[Opening RECORDS section]

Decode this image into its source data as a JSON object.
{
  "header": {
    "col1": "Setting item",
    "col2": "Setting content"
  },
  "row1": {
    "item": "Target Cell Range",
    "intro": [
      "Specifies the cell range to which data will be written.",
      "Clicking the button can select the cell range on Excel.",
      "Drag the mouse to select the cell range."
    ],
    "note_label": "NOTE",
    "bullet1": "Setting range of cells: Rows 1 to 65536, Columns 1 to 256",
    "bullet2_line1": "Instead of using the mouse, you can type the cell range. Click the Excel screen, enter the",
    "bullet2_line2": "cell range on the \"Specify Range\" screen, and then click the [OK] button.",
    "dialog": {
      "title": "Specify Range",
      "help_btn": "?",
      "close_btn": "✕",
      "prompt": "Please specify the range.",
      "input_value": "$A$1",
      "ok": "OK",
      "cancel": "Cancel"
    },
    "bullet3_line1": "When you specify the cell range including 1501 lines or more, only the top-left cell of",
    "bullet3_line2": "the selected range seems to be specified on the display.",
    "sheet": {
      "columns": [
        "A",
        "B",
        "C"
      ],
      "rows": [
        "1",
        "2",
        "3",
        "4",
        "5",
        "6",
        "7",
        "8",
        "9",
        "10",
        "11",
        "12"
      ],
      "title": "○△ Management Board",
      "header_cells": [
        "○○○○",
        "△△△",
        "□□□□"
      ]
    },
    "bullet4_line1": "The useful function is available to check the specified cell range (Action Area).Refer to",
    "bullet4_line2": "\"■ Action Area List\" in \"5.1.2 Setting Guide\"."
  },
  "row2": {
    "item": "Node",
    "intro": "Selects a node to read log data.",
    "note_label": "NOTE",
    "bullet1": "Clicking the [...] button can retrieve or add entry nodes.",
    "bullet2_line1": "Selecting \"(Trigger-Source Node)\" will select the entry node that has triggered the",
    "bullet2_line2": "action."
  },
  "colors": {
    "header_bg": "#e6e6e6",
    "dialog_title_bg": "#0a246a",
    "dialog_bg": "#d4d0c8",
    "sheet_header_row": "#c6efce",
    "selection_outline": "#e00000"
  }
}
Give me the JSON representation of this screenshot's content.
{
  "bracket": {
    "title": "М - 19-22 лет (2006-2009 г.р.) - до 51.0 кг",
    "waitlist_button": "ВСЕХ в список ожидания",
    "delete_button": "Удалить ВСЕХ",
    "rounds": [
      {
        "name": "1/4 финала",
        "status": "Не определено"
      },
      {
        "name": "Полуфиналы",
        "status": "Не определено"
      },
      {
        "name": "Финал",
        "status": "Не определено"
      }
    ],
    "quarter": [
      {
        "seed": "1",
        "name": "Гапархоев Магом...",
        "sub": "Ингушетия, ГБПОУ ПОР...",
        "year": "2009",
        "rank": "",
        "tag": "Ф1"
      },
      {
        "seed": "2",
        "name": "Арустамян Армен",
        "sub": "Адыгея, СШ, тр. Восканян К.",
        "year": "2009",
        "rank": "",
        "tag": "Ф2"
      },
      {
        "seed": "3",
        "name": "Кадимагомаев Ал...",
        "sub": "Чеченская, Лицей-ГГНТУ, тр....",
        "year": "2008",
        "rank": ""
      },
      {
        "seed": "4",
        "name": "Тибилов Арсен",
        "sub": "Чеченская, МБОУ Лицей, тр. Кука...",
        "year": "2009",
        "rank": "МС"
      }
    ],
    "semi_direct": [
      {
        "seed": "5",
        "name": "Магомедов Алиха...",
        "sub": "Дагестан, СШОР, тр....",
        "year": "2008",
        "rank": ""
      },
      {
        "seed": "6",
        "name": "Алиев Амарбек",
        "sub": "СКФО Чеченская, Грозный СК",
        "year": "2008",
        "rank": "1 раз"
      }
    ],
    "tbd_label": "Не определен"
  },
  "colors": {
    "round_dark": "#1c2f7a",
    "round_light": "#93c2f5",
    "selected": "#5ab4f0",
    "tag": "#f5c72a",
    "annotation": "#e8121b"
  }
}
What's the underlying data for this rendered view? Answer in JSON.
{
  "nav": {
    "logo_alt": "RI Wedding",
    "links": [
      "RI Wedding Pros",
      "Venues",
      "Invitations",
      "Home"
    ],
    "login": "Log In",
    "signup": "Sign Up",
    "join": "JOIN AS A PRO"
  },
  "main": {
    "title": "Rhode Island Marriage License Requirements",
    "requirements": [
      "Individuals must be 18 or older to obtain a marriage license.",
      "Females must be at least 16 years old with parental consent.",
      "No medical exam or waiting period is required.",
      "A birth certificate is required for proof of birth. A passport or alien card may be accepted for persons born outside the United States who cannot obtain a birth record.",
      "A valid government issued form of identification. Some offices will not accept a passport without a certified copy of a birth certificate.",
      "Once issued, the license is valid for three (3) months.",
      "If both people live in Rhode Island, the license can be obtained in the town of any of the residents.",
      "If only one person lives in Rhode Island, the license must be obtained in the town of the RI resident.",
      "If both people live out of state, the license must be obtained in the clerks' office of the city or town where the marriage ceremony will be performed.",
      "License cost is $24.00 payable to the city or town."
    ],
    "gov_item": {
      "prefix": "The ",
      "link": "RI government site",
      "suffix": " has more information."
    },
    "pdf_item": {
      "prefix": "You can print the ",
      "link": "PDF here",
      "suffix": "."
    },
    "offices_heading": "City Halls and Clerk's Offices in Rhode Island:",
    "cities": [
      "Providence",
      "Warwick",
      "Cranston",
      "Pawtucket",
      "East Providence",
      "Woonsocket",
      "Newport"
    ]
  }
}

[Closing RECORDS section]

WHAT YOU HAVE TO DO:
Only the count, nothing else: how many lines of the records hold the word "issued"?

COMPLETED EXERCISE:
2